%%
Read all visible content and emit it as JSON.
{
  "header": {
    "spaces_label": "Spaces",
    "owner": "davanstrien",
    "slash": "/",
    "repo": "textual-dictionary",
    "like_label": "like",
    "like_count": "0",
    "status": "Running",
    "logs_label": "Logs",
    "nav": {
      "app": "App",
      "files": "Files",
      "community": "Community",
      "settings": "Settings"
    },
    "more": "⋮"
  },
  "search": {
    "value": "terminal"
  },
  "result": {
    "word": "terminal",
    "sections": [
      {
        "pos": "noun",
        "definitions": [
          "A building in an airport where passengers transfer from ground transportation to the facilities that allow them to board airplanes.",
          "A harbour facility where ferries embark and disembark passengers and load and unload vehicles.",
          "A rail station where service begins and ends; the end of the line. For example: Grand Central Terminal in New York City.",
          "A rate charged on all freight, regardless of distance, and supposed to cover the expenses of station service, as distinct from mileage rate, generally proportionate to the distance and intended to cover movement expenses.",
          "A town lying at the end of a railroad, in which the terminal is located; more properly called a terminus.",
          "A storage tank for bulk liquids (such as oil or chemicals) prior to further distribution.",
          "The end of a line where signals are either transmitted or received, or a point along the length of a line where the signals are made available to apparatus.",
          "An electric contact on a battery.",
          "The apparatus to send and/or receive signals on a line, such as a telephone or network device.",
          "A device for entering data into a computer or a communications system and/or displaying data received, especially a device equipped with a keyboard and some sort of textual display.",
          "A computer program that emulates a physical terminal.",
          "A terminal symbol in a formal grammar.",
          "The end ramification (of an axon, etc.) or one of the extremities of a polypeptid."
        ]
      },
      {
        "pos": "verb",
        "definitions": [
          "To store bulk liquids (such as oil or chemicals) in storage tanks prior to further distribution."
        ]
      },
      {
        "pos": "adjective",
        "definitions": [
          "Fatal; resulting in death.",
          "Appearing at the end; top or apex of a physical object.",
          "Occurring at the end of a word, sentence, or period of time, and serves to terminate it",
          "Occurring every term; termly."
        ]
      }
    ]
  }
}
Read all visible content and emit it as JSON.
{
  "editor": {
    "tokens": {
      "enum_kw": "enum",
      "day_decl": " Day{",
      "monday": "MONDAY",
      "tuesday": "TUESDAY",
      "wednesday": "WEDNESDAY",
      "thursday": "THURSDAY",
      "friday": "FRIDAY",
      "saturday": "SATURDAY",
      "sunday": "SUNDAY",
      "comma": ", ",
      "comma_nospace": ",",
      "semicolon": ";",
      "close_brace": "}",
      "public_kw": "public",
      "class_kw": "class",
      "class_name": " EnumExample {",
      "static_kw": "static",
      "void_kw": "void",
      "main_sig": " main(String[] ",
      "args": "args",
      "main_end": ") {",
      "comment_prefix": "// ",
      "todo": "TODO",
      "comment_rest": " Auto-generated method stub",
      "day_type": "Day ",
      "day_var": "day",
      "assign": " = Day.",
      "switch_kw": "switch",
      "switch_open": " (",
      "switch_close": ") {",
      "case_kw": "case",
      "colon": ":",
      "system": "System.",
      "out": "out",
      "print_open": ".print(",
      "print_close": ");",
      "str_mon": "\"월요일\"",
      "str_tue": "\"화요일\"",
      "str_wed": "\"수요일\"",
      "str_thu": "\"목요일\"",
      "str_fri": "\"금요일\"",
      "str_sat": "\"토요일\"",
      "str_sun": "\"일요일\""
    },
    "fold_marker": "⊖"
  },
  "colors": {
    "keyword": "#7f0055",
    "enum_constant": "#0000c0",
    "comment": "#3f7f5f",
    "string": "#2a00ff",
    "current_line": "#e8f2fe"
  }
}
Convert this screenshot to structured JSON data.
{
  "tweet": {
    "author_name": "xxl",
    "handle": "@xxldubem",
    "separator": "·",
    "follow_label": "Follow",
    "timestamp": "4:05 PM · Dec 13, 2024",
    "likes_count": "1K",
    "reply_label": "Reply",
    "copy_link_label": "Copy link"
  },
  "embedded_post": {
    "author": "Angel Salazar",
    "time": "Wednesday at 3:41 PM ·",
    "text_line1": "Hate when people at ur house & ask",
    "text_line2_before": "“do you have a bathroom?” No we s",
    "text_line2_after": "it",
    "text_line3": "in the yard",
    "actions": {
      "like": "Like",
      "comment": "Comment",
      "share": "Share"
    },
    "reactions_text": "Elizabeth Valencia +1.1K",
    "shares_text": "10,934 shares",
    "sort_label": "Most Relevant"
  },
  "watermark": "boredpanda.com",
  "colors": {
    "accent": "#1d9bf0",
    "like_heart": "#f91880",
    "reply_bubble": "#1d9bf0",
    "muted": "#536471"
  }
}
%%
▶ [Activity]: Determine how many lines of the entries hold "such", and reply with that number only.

▶ [Solution for this task]: 3